The report also revealed that homes with an Energy Star rating were 25 percent less likely to prepay on loans, which makes these loans more profitable for lenders.
The study indicated that mortgage lenders and servicers could benefit from including an energy audit as part of the mortgage underwriting process and offer more underwriting flexibility for energy-efficient homes.

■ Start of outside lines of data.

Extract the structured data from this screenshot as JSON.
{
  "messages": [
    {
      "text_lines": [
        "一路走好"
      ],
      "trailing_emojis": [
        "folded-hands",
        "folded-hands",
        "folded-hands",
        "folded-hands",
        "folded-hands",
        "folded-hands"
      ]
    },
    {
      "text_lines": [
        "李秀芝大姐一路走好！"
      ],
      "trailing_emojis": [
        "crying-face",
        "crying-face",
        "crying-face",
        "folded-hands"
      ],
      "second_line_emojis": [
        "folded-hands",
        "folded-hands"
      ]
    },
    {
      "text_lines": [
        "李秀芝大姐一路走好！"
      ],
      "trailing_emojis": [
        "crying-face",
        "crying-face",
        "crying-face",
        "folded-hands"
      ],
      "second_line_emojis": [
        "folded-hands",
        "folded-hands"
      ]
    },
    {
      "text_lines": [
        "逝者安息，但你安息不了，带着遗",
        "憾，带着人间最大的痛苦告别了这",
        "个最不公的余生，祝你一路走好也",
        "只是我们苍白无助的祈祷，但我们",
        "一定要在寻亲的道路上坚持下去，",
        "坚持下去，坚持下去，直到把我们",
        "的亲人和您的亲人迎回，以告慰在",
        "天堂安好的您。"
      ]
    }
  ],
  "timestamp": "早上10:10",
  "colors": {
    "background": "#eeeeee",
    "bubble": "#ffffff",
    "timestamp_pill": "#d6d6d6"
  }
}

The money homeowners save on energy costs often is rerouted into mortgage payments.
The report noted that U.S. homeowners spend $230 billion each year on energy with residential costs accounting for about 20 percent of total energy consumed.
Robert Quercia, one of the study’s authors, noted that servicers’ failure to address savings in energy- efficient home purchases prevents many middle-income borrowers from fully benefiting from the cost savings of purchasing a more sustainably built and operated home.
Quercia urged Congress to consider the impact of energy-efficient homes when working on changes to mortgage underwriting legislation.
The UNC study was based on a sample of 71,000 mortgages originated between 2002 and 2012 in 38 states and the District of Columbia through data provided by analytics firm CoreLogic. Some 35 percent of residences in the study had Energy Star ratings.
In keeping with the study’s push for an expanded review of energy-efficient features, the Appraisal Institute released its enhanced Residential Green and Energy Efficient Addendum March 7. The form is designed to assist in the valuation of energy-efficient home features.
Read the full UNC report.